- PROBLEM TO SOLVE
Examine each line of the data. Copy those that contain the string "selected".

- RECORD SET
[Start of section]

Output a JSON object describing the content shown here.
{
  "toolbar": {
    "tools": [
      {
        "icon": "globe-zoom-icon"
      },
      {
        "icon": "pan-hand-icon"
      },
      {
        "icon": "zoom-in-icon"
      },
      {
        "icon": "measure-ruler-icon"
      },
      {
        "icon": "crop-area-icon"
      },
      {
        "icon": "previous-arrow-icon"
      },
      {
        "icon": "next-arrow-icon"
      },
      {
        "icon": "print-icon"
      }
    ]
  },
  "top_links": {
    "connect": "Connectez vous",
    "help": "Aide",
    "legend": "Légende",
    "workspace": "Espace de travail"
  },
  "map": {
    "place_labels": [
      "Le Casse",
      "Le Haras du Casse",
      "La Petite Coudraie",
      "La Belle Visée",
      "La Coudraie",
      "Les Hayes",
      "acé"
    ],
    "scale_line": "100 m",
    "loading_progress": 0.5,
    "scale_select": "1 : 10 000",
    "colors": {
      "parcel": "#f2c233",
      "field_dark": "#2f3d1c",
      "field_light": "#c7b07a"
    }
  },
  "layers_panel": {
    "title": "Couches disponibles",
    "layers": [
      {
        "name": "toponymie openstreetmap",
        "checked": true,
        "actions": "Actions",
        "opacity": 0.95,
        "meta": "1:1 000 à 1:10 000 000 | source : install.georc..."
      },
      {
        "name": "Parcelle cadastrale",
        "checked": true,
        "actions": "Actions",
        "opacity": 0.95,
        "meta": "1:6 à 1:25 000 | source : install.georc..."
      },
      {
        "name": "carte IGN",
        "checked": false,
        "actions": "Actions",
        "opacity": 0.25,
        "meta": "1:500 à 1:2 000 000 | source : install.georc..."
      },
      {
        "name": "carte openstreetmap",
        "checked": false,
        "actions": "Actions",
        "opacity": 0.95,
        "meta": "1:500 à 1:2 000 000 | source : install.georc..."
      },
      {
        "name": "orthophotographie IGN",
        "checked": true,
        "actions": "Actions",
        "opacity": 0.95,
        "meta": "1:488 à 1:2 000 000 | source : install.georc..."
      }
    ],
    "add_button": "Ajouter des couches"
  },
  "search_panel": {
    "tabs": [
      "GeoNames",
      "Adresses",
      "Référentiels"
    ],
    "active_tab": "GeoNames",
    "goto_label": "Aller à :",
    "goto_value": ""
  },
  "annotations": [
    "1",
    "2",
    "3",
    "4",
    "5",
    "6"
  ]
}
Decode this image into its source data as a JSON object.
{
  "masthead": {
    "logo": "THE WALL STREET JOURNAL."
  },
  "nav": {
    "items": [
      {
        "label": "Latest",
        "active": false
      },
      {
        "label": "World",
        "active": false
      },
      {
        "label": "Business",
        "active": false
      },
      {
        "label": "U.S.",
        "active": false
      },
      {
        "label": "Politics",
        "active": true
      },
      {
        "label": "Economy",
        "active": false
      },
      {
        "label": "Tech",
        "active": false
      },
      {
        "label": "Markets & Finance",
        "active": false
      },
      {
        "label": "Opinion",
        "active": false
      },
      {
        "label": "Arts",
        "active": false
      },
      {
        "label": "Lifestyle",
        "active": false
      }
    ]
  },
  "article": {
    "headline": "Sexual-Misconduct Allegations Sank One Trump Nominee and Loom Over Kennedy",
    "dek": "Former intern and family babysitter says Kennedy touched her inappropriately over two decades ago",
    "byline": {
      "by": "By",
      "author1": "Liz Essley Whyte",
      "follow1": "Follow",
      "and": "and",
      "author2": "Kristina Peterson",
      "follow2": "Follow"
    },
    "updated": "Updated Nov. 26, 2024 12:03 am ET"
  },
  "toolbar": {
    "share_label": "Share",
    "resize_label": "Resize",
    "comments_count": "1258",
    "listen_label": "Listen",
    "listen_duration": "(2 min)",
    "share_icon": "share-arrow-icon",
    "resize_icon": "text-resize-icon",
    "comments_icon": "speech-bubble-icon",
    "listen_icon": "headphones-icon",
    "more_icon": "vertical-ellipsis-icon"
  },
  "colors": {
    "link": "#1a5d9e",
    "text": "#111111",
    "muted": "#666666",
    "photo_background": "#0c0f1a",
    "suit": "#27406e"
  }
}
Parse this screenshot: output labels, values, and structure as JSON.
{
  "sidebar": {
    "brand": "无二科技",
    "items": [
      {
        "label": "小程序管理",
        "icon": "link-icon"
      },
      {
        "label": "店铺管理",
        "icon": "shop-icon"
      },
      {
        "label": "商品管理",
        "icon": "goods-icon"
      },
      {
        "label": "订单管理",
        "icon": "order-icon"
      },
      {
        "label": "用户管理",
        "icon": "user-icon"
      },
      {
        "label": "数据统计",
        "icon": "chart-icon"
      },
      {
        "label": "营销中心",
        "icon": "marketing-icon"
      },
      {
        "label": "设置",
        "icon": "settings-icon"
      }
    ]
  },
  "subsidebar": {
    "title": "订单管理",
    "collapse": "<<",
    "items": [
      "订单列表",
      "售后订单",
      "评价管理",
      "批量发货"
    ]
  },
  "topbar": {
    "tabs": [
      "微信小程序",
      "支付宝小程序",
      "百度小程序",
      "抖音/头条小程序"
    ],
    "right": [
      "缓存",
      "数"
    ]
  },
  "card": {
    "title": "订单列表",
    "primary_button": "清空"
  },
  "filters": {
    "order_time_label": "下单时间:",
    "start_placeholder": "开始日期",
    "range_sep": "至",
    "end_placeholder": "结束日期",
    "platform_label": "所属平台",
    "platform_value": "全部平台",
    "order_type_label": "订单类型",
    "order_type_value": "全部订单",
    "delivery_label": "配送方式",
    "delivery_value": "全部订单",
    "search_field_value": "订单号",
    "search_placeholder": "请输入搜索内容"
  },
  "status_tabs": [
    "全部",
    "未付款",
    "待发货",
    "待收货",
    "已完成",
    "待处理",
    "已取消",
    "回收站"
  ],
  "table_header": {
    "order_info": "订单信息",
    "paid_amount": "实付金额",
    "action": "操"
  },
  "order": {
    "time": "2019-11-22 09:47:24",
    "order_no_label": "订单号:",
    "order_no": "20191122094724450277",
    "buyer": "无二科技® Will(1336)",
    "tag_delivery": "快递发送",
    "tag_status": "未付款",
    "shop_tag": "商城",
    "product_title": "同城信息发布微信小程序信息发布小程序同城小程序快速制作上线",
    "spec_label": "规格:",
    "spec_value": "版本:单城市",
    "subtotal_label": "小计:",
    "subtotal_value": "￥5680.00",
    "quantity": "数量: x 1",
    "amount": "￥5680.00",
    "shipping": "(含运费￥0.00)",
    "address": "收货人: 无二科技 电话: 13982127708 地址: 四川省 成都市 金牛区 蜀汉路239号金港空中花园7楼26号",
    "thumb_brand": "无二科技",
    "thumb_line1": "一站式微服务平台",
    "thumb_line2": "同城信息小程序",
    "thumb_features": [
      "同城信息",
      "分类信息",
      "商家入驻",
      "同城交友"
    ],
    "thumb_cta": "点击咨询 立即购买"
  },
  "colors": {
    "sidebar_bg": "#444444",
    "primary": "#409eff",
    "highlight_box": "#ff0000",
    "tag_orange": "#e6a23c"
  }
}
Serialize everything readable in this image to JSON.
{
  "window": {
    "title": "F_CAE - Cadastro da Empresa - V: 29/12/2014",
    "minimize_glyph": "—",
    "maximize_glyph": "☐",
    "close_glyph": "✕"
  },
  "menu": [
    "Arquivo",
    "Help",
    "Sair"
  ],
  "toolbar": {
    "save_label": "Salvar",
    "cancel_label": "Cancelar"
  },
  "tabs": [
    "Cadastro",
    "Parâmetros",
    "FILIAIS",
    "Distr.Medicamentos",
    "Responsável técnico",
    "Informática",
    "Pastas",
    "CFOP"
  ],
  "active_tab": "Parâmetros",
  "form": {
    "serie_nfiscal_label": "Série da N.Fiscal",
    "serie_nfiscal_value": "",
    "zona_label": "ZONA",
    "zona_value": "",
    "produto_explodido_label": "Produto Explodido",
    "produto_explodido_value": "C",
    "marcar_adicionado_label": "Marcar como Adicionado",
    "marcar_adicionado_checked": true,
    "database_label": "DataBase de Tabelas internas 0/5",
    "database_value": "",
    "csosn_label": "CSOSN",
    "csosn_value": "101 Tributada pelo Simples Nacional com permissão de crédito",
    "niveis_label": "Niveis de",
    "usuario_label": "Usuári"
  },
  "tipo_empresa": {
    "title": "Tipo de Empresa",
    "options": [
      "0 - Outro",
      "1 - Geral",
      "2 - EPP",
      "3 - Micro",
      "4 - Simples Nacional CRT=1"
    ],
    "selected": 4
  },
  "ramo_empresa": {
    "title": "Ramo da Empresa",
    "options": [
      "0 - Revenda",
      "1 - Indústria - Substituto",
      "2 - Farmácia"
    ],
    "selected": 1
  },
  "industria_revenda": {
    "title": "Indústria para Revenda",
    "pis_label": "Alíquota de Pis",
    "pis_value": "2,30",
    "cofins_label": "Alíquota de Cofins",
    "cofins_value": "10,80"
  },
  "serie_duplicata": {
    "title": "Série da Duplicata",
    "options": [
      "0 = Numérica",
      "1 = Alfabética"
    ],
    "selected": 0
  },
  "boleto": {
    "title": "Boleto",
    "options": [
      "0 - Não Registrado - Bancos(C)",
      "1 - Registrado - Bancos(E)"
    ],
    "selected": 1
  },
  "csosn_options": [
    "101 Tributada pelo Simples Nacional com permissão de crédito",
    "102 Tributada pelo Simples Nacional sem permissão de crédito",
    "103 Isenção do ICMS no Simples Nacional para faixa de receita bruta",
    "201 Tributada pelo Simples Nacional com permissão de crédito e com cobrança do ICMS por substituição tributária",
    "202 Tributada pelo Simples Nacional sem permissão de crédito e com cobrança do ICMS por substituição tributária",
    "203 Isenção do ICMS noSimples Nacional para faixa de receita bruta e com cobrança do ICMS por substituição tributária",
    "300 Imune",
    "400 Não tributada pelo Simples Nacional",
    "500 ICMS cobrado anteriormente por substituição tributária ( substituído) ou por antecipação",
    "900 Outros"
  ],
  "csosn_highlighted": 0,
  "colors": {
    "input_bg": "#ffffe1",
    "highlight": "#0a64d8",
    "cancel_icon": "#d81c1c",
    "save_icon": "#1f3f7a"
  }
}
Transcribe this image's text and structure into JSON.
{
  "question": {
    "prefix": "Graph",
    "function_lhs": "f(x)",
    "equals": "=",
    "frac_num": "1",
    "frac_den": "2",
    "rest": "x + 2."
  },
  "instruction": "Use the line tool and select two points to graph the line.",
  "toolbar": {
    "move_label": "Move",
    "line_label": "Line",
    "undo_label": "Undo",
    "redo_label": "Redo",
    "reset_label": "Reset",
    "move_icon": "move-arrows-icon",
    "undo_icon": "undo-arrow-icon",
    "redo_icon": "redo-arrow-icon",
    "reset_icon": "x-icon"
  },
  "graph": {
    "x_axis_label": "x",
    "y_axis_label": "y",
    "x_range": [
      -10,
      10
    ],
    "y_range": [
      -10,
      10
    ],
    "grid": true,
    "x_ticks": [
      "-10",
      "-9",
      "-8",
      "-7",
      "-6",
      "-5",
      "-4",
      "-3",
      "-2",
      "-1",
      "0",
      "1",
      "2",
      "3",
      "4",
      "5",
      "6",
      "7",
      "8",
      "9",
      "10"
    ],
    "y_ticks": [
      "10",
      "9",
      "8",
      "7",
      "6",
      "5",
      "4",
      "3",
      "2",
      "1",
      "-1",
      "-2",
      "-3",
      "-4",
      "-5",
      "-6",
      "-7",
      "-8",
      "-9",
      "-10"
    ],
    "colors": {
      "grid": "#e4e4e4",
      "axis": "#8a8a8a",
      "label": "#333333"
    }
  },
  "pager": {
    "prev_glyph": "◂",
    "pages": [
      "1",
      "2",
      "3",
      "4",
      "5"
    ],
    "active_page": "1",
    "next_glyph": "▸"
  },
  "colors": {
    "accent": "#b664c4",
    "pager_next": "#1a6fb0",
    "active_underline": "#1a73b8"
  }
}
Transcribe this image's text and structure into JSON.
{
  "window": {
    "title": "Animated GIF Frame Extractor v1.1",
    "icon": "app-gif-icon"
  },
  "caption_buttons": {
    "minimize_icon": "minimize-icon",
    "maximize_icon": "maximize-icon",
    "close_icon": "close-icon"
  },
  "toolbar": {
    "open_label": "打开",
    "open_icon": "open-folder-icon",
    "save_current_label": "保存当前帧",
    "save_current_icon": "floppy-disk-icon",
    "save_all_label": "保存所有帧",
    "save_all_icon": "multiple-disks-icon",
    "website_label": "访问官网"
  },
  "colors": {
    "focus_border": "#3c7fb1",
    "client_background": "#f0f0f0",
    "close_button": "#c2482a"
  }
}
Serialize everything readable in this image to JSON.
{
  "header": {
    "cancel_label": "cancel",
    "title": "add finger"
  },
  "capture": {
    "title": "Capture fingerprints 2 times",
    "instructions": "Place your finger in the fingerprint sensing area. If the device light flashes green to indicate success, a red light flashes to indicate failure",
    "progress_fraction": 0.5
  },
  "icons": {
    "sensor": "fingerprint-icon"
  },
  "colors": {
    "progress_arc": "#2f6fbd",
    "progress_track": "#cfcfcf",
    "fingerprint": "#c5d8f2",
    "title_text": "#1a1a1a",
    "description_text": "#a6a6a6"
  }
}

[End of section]

- EXPECTED ANSWER
    "selected": 4
    "selected": 1
    "selected": 0
    "selected": 1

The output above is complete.